§ **Work to be completed**
From the data below, copy each line that includes the word "bike".

§ **Excerpted data**

· · · · ·

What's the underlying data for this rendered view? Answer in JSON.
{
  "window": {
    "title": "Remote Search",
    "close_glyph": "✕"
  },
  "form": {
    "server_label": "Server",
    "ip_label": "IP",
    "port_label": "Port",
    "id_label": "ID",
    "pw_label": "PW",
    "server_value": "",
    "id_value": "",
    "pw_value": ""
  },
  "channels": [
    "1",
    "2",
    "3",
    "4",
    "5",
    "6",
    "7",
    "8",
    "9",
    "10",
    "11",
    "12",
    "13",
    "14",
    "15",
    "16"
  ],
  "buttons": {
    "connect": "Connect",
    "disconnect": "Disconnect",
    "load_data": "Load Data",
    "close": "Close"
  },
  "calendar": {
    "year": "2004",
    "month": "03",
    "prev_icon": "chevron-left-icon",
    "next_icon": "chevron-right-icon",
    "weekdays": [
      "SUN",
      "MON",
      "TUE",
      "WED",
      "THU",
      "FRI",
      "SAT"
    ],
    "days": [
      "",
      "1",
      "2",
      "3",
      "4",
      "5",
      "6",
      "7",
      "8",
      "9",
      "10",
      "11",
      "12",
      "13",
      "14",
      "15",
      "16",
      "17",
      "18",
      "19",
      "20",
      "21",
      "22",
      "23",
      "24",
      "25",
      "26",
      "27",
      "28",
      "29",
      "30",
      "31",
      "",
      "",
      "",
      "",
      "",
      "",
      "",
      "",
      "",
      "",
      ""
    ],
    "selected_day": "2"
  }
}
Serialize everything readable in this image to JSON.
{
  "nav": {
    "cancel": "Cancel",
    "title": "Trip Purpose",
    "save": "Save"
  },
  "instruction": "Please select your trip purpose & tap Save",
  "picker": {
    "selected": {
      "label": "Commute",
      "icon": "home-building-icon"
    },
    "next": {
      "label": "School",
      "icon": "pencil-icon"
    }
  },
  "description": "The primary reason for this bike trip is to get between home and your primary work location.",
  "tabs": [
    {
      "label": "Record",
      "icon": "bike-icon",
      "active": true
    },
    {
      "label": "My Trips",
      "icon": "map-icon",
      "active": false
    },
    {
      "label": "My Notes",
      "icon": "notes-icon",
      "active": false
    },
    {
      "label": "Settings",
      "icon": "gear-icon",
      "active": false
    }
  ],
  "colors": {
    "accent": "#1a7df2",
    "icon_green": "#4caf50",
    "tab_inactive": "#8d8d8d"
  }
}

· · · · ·

§ **Task solution**
  "description": "The primary reason for this bike trip is to get between home and your primary work location.",
      "icon": "bike-icon",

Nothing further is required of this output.